| EXERCISE GOAL |
The word "инкассации" marks the lines to report; pull each of them from the listing.

| DATA SUPPLIED |

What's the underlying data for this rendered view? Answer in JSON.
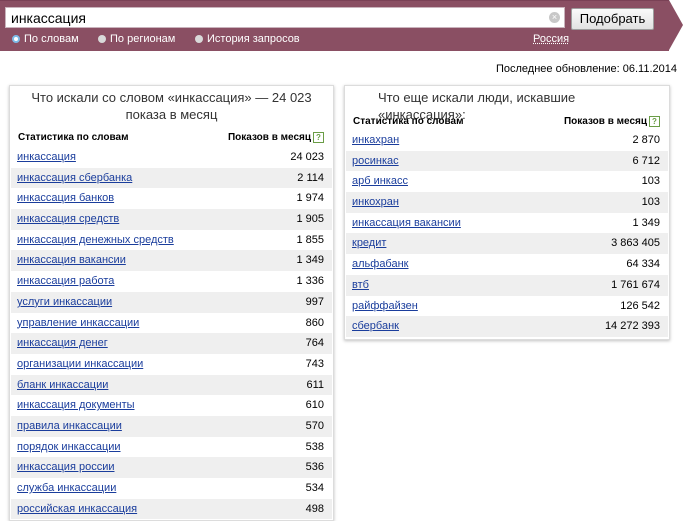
{
  "search": {
    "query": "инкассация",
    "clear_symbol": "×",
    "submit_label": "Подобрать"
  },
  "modes": {
    "by_words": "По словам",
    "by_regions": "По регионам",
    "history": "История запросов"
  },
  "region": "Россия",
  "last_update": "Последнее обновление: 06.11.2014",
  "left_panel": {
    "title": "Что искали со словом «инкассация» — 24 023 показа в месяц",
    "col_keyword": "Статистика по словам",
    "col_count": "Показов в месяц",
    "help_symbol": "?",
    "rows": [
      {
        "keyword": "инкассация",
        "count": "24 023"
      },
      {
        "keyword": "инкассация сбербанка",
        "count": "2 114"
      },
      {
        "keyword": "инкассация банков",
        "count": "1 974"
      },
      {
        "keyword": "инкассация средств",
        "count": "1 905"
      },
      {
        "keyword": "инкассация денежных средств",
        "count": "1 855"
      },
      {
        "keyword": "инкассация вакансии",
        "count": "1 349"
      },
      {
        "keyword": "инкассация работа",
        "count": "1 336"
      },
      {
        "keyword": "услуги инкассации",
        "count": "997"
      },
      {
        "keyword": "управление инкассации",
        "count": "860"
      },
      {
        "keyword": "инкассация денег",
        "count": "764"
      },
      {
        "keyword": "организации инкассации",
        "count": "743"
      },
      {
        "keyword": "бланк инкассации",
        "count": "611"
      },
      {
        "keyword": "инкассация документы",
        "count": "610"
      },
      {
        "keyword": "правила инкассации",
        "count": "570"
      },
      {
        "keyword": "порядок инкассации",
        "count": "538"
      },
      {
        "keyword": "инкассация россии",
        "count": "536"
      },
      {
        "keyword": "служба инкассации",
        "count": "534"
      },
      {
        "keyword": "российская инкассация",
        "count": "498"
      }
    ]
  },
  "right_panel": {
    "title": "Что еще искали люди, искавшие «инкассация»:",
    "col_keyword": "Статистика по словам",
    "col_count": "Показов в месяц",
    "help_symbol": "?",
    "rows": [
      {
        "keyword": "инкахран",
        "count": "2 870"
      },
      {
        "keyword": "росинкас",
        "count": "6 712"
      },
      {
        "keyword": "арб инкасс",
        "count": "103"
      },
      {
        "keyword": "инкохран",
        "count": "103"
      },
      {
        "keyword": "инкассация вакансии",
        "count": "1 349"
      },
      {
        "keyword": "кредит",
        "count": "3 863 405"
      },
      {
        "keyword": "альфабанк",
        "count": "64 334"
      },
      {
        "keyword": "втб",
        "count": "1 761 674"
      },
      {
        "keyword": "райффайзен",
        "count": "126 542"
      },
      {
        "keyword": "сбербанк",
        "count": "14 272 393"
      }
    ]
  }
}
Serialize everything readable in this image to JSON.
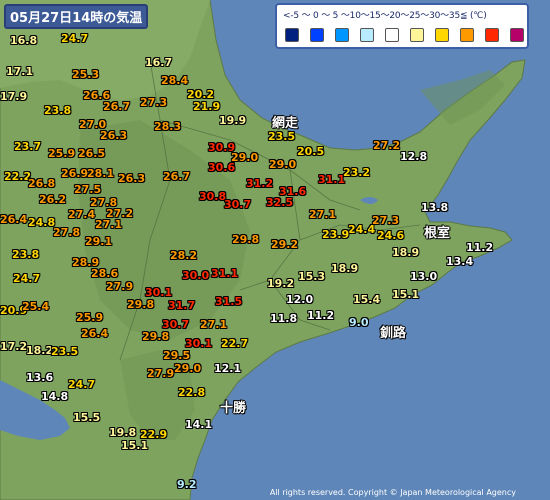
{
  "title": "05月27日14時の気温",
  "legend": {
    "scale_text": "<-5 〜 0 〜 5 〜10〜15〜20〜25〜30〜35≦ (℃)",
    "colors": [
      "#002080",
      "#0041ff",
      "#0096ff",
      "#b9ebff",
      "#ffffff",
      "#fff599",
      "#ffd700",
      "#ff9900",
      "#ff2800",
      "#b40068"
    ]
  },
  "places": [
    {
      "name": "網走"
    },
    {
      "name": "根室"
    },
    {
      "name": "釧路"
    },
    {
      "name": "十勝"
    }
  ],
  "temperatures": [
    "16.8",
    "24.7",
    "17.1",
    "25.3",
    "16.7",
    "28.4",
    "17.9",
    "26.6",
    "26.7",
    "27.3",
    "20.2",
    "21.9",
    "23.8",
    "27.0",
    "28.3",
    "19.9",
    "26.3",
    "23.5",
    "27.2",
    "23.7",
    "25.9",
    "26.5",
    "30.9",
    "29.0",
    "20.5",
    "12.8",
    "22.2",
    "26.9",
    "28.1",
    "30.6",
    "29.0",
    "26.8",
    "27.5",
    "26.3",
    "26.7",
    "31.2",
    "31.6",
    "31.1",
    "23.2",
    "26.2",
    "27.8",
    "30.8",
    "30.7",
    "32.5",
    "26.4",
    "27.4",
    "27.2",
    "27.1",
    "13.8",
    "24.8",
    "27.1",
    "27.3",
    "27.8",
    "24.4",
    "23.9",
    "24.6",
    "29.1",
    "29.8",
    "29.2",
    "23.8",
    "28.2",
    "18.9",
    "11.2",
    "28.9",
    "13.4",
    "28.6",
    "30.0",
    "31.1",
    "15.3",
    "18.9",
    "24.7",
    "27.9",
    "19.2",
    "13.0",
    "30.1",
    "15.4",
    "15.1",
    "20.9",
    "25.4",
    "29.8",
    "31.7",
    "31.5",
    "12.0",
    "25.9",
    "11.8",
    "11.2",
    "9.0",
    "30.7",
    "27.1",
    "26.4",
    "29.8",
    "22.7",
    "17.2",
    "30.1",
    "18.2",
    "23.5",
    "29.5",
    "12.1",
    "27.9",
    "29.0",
    "13.6",
    "24.7",
    "22.8",
    "14.8",
    "15.5",
    "14.1",
    "19.8",
    "22.9",
    "15.1",
    "9.2"
  ],
  "copyright": "All rights reserved. Copyright © Japan Meteorological Agency"
}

| EXERCISE SOLUTION |
        "keyword": "услуги инкассации",
        "keyword": "управление инкассации",
        "keyword": "организации инкассации",
        "keyword": "бланк инкассации",
        "keyword": "правила инкассации",
        "keyword": "порядок инкассации",
        "keyword": "служба инкассации",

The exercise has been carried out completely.